▶ **About this exercise**: Pull every line that holds the word "corrente" from the entries.
──────── Provided data
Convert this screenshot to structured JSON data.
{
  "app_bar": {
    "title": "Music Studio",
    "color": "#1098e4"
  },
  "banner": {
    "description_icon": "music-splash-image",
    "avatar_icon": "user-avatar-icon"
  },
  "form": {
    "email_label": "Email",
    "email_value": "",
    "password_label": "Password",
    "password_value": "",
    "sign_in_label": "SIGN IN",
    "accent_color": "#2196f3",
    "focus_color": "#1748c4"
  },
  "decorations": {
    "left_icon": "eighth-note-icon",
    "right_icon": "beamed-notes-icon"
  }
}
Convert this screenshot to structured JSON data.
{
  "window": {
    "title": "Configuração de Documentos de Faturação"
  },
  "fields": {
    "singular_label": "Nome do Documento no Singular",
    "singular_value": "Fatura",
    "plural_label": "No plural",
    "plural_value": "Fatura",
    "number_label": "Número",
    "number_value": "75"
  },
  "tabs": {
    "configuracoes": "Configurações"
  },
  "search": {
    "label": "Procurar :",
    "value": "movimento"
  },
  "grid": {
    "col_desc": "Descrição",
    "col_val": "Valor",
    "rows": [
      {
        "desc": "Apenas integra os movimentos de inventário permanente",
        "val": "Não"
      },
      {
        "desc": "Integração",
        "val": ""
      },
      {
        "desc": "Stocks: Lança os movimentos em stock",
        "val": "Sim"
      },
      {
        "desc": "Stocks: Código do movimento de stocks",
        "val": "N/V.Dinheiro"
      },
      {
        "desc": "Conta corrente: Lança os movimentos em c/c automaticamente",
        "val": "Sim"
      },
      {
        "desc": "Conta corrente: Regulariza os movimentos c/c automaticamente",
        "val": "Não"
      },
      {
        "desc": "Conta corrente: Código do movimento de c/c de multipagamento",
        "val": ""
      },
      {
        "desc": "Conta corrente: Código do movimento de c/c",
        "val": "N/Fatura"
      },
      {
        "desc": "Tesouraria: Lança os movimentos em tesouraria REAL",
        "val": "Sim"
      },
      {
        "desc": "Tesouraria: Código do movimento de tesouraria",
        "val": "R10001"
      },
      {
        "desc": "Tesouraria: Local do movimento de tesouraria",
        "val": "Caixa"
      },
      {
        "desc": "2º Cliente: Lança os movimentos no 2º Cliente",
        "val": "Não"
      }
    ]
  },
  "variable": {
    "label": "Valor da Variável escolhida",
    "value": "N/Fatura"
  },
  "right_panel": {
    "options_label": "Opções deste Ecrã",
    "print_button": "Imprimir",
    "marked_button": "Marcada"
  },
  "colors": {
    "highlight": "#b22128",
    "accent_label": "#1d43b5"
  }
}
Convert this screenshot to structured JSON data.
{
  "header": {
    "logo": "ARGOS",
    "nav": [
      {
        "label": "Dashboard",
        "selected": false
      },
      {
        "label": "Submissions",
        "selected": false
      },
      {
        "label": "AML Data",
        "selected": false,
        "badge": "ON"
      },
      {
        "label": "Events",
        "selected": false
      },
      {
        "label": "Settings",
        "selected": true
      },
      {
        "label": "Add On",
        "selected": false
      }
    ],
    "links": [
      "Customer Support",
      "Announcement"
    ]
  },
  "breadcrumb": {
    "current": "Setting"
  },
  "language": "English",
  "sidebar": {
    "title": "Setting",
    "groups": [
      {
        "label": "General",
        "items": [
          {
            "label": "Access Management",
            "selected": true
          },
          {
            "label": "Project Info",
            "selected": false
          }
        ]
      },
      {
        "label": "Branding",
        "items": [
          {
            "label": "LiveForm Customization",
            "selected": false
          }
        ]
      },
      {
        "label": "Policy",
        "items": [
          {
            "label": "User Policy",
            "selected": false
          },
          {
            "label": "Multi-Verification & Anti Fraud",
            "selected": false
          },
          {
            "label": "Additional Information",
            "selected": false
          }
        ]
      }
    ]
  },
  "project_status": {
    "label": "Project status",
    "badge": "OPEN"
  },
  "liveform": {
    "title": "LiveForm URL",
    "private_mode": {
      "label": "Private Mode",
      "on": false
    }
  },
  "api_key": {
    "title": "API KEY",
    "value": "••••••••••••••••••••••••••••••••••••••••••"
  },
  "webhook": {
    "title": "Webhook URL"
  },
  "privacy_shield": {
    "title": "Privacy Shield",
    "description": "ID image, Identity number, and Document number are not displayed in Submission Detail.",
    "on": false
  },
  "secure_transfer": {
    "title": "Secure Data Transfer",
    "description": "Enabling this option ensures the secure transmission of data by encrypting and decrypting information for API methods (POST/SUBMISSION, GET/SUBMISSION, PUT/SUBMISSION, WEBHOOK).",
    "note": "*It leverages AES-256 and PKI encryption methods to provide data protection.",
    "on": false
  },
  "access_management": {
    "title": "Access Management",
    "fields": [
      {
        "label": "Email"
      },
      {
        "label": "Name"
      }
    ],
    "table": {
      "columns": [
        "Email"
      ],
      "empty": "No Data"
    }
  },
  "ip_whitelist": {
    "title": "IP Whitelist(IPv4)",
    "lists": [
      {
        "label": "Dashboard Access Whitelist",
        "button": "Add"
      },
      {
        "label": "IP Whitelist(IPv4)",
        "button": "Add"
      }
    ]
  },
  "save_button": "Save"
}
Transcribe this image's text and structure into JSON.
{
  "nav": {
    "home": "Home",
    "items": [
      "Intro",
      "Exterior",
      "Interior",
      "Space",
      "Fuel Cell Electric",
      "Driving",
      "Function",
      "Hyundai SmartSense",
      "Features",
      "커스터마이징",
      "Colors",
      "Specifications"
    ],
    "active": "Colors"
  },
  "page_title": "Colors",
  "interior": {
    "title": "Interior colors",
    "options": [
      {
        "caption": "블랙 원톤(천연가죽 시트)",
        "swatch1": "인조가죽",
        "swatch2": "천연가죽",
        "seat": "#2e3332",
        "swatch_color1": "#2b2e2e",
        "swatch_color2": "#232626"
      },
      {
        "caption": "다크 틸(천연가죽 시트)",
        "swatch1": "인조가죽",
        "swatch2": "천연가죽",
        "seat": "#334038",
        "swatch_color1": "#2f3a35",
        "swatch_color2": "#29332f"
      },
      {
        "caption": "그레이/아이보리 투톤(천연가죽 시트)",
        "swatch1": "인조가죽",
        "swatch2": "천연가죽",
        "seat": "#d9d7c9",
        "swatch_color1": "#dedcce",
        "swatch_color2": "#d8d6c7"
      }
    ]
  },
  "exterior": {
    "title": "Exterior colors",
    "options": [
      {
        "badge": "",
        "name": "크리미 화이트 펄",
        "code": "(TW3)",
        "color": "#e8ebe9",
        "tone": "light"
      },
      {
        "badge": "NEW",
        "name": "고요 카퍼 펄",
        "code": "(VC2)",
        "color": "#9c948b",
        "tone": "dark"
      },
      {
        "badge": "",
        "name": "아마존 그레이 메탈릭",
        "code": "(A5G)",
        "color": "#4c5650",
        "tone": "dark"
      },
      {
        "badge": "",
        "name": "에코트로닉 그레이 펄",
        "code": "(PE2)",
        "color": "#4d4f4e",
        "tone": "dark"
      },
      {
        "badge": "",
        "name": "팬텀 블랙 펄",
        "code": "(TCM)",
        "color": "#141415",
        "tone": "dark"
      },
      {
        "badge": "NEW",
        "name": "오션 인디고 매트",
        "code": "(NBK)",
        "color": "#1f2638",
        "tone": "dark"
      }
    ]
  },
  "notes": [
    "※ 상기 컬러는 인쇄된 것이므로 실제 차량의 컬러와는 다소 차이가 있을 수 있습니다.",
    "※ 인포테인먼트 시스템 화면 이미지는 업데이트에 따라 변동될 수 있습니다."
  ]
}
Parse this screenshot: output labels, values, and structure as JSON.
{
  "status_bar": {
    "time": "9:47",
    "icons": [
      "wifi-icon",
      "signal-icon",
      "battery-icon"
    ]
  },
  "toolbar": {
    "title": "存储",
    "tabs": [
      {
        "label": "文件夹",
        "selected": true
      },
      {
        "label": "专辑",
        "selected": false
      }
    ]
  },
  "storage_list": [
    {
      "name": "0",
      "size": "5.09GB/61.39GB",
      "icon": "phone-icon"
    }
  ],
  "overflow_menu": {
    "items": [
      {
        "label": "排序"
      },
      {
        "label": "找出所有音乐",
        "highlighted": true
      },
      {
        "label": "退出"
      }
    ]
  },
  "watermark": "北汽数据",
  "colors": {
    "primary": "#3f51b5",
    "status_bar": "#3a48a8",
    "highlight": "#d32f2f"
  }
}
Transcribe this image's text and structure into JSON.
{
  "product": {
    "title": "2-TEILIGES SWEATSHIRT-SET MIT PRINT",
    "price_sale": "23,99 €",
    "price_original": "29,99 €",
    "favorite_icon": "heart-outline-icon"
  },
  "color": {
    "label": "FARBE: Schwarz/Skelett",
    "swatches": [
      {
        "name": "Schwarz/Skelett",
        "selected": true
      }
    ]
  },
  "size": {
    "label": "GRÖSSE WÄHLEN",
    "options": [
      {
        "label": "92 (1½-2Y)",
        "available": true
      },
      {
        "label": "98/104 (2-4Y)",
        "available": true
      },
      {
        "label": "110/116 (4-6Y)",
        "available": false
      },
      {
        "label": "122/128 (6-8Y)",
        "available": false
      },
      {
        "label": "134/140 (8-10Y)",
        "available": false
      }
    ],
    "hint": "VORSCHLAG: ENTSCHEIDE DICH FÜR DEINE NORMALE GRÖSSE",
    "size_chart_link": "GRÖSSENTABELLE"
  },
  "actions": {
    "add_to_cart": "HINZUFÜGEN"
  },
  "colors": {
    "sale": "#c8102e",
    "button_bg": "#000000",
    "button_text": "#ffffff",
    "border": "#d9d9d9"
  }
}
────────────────
▶ **Solution to the problem**:
        "desc": "Conta corrente: Lança os movimentos em c/c automaticamente",
        "desc": "Conta corrente: Regulariza os movimentos c/c automaticamente",
        "desc": "Conta corrente: Código do movimento de c/c de multipagamento",
        "desc": "Conta corrente: Código do movimento de c/c",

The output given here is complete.